Transcatheter Valve Therapy – (TAVI) overview


Here’s some follow-up information on the current recommendations / guidelines from the ACC (cardiologists) and STS (cardiac surgeons) on the use of TAVI or catheter-based therapies for the treatment of valvular disease.

Read it for yourself and let me know what you think, but I find it to be a nice, concisely worded document that clearly delineates and spells out the current role of TAVI therapies as a limited therapy for specific populations – at least until we have long-term outcome data.  (We can look to Europe and observe their outcomes, in part).

Not for young people, not for people who could withstand surgery (as determined by a surgeon/ sts risk calculator).  Not as part of an ‘easy fix’ mentality that winds up slapping us (and the patient) in the face a few years later.

Let’s hope that all the interventionists keep to the fundamental principles outlined here, as part of our commitment to patient care, safety and well-being.

Re-posted from Cardiosource.com

Title:         Transcatheter Valve Therapy: A Professional Society Overview From the American College of Cardiology Foundation and the Society of Thoracic Surgeons
        Date Posted:         June 27, 2011
        Authors:         Holmes DR Jr, Mack MJ.
        Citation: J Am Coll Cardiol 2011;Jun 27:[Epub ahead of print].
 Perspective:

The following are 10 points to remember about this expert consensus document on transcatheter valve therapy:

1. Transcatheter valve therapy is a transformational technology with the potential to significantly impact the clinical management of patients with valvular heart disease.

2. Although the initial experience is positive, evidence exists from only one randomized clinical trial in patients with aortic stenosis and one in patients with mitral insufficiency.

3. Adoption of these techniques to populations beyond those studied in these randomized trials, therefore, is not appropriate at the current time.

4. It will be important to establish regional centers of excellence for heart valve diseases. Criteria for centers performing interventional therapy in valvular and structural heart disease should be established, and the availability of devices and reimbursement for those procedures should be limited to those centers meeting those criteria.

5. The heart team approach should be used with formation of multidisciplinary heart teams within these centers led by primary cardiologists, cardiac surgeons, and interventional cardiologists.

6. Performance of isolated procedures without construction of a dedicated valve therapy program to encompass all aspects of care—including preprocedural assessment in common clinics, joint procedure performance, and common patient care pathways—is not recommended.

7. A national registry of valvular heart disease to perform post-market surveillance, long-term outcome measurement, and comparative effectiveness research should be established. This could be accomplished by linking the ACC’s NCDR® and STS clinical databases to the Social Security Death Master file and Centers for Medicare & Medicaid Services administrative databases in a national ‘research engine.’ This will, in effect, create a national registry of valvular heart disease.

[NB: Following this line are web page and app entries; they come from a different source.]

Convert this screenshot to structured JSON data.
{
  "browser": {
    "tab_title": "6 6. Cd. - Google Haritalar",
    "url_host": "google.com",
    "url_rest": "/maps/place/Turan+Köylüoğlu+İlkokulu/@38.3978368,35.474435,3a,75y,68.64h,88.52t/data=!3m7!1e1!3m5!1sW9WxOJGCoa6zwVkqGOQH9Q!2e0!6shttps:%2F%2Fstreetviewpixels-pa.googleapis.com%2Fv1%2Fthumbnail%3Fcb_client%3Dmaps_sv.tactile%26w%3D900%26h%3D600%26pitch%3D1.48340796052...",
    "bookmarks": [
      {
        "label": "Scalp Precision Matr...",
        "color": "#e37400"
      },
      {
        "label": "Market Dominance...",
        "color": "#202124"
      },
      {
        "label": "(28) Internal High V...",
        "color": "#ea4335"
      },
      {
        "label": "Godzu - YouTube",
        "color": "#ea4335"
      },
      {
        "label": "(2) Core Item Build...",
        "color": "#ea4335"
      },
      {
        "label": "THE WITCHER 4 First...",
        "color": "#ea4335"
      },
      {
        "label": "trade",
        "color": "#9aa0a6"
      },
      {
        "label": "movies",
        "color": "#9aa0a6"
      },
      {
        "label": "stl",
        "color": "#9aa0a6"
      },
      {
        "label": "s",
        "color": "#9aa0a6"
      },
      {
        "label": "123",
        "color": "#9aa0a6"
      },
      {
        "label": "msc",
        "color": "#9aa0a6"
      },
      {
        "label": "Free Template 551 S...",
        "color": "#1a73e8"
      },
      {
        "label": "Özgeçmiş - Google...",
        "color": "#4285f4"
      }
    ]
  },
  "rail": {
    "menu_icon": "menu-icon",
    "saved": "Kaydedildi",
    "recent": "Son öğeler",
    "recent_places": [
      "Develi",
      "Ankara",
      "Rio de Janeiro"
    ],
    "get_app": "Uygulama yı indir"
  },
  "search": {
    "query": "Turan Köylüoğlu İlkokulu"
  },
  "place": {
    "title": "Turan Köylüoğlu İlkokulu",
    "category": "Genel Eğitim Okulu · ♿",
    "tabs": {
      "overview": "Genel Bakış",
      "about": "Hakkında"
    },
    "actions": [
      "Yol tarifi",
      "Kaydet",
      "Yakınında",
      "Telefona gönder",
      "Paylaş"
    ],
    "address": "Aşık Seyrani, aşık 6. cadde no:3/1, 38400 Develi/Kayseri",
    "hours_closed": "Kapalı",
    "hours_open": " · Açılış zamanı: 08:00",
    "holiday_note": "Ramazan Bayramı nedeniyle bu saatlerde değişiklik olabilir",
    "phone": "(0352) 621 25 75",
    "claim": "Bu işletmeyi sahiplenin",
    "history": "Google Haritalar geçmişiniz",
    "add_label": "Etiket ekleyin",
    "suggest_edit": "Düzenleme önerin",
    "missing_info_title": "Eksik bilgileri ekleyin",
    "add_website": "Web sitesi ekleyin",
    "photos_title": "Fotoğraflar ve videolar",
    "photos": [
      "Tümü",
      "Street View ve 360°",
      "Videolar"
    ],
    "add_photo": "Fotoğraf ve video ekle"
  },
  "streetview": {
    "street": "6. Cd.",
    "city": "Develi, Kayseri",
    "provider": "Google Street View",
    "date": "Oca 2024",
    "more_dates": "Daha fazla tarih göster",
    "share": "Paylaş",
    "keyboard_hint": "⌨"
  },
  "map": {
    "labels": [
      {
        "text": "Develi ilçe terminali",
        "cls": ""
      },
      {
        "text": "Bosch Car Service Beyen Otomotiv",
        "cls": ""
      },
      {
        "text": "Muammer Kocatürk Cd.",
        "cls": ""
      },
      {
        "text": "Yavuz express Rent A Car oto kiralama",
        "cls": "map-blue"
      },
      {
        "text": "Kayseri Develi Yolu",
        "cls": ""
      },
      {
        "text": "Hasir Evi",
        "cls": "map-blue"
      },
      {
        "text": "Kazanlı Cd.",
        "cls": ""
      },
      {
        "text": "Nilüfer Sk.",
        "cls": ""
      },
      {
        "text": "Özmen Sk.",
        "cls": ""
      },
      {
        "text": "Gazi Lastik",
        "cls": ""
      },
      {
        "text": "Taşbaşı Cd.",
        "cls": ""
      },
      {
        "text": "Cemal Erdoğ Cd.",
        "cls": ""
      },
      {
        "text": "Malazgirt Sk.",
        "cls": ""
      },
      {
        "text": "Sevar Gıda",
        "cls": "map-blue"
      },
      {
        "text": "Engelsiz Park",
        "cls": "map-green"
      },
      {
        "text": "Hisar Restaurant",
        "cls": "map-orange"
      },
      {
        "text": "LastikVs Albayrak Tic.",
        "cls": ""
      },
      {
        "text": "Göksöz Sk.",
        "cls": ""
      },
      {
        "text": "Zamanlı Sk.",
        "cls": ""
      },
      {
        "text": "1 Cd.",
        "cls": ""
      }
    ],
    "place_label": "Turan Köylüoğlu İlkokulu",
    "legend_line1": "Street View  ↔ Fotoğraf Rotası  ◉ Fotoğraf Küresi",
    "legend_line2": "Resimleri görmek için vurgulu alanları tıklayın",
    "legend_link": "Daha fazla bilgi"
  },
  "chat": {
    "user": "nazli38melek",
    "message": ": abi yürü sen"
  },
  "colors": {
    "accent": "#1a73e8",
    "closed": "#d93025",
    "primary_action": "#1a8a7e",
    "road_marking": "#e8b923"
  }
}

8. Training and credentialing criteria for practitioners in this field need to be developed. Development of criteria for the formation of fellowship programs, as well as postgraduate training with appropriate experience for adequate patient care leading to guidelines for credentialing, is currently underway by multiple professional societies working together.

9. Interpretation of the current evidence by expert consensus documents and appropriate use criteria need to be developed.

10. With society leadership, multidisciplinary partnerships, and cooperation, a reasoned, balanced introduction of this new therapy can be accomplished.